Before Star Trek, aliens were portrayed as bad guys. As Dave Bradstreet and I show in our new book, Star Struck:
H. G. Wells’s powerful 1898 novel, The War of the Worlds, described angry, ugly Martians with immense eyes, quivering mouths, and slithering tentacles. “Those who have never seen a living Martian can scarcely imagine the strange horror of its appearance,” wrote Wells, whose novel also served as the basis of a 2005 Steven Spielberg remake starring Tom Cruise.
That was before three writers changed everything: sci-fi pioneer Ray Bradbury; Christian apologist C. S. Lewis; and Gene Rodenberry, creator of Star Trek, a TV show that premiered 50 years ago this week. As we show:

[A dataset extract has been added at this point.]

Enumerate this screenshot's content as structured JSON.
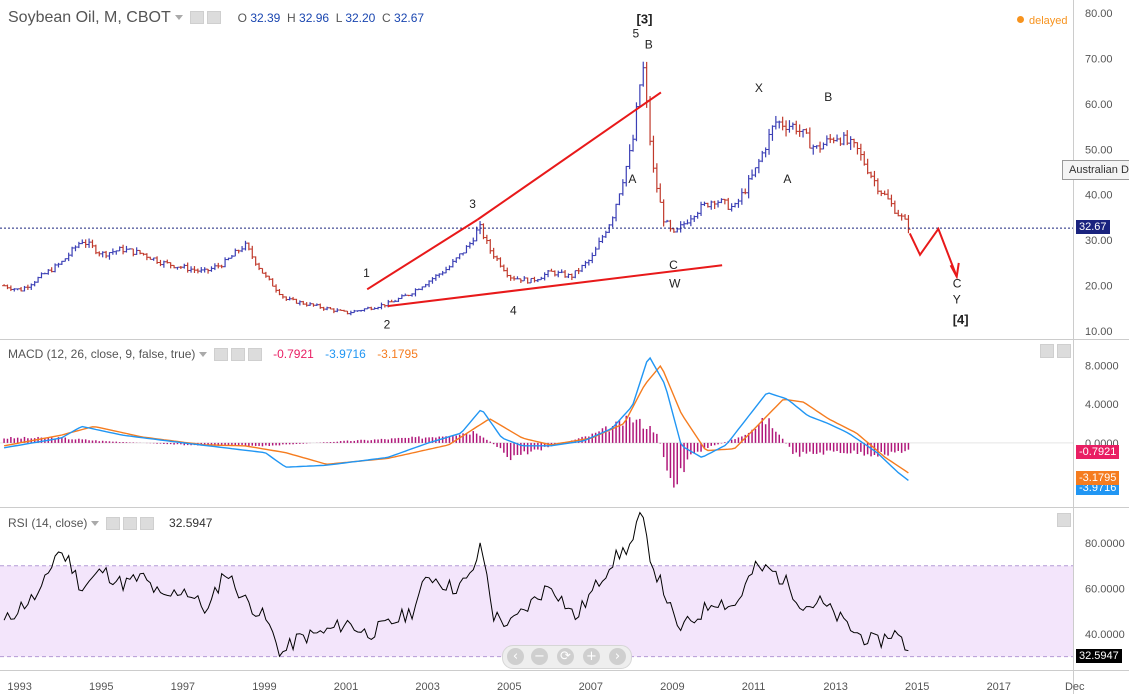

Ray Bradbury did more than any other writer to take science fiction into the cultural mainstream, helping change our negative attitudes with his Martian Chronicles, published in 1950. These aliens looked great, with their “fair, brownish skin” and “yellow coin eyes.” They sounded good too, with their “soft musical voices.”
Bradbury’s Martians were intellectually, technologically, and telepathically superior to the lowly Earthlings, who colonized and exploited Mars only after having destroyed their own planet with nuclear bombs. They even took their destructive ways along with them into space, unintentionally wiping out much of the Martian population with chicken pox.
As America embarked upon its space race in the 1960s, Bradbury’s good-aliens approach would influence novels, movies, and TV shows like 1963’s My Favorite Martian, which portrayed interplanetary visitors as average guys who looked and acted just like us. Bradbury’s close friend Gene Roddenberry would enthusiastically celebrate cosmic diversity in his Star Trek series.
The Soul of Star Trek site has a brief article about the Bradbury-Roddenberry connection.
People were also changing their theology about alien life:
Christian writer C. S. Lewis added a theological dimension to the good-Martian/bad-human approach in Out of the Silent Planet, the first installment in his space trilogy. Lewis portrayed Martians as sinless residents of an unfallen planetary Eden.
Dave and I are honored that Star Trek debuted 50 years before our book Star Struck came out. Just as Roddenberry celebrates cosmic diversity, we’re celebrating cosmic discovery and exploration. We’re sending a message that God loves scientists and the fascinating work they do. Perhaps 50 years from now, or less, this approach will have replaced the anti-science stances embraced in some circles.
You can order your copy of Star Struck here: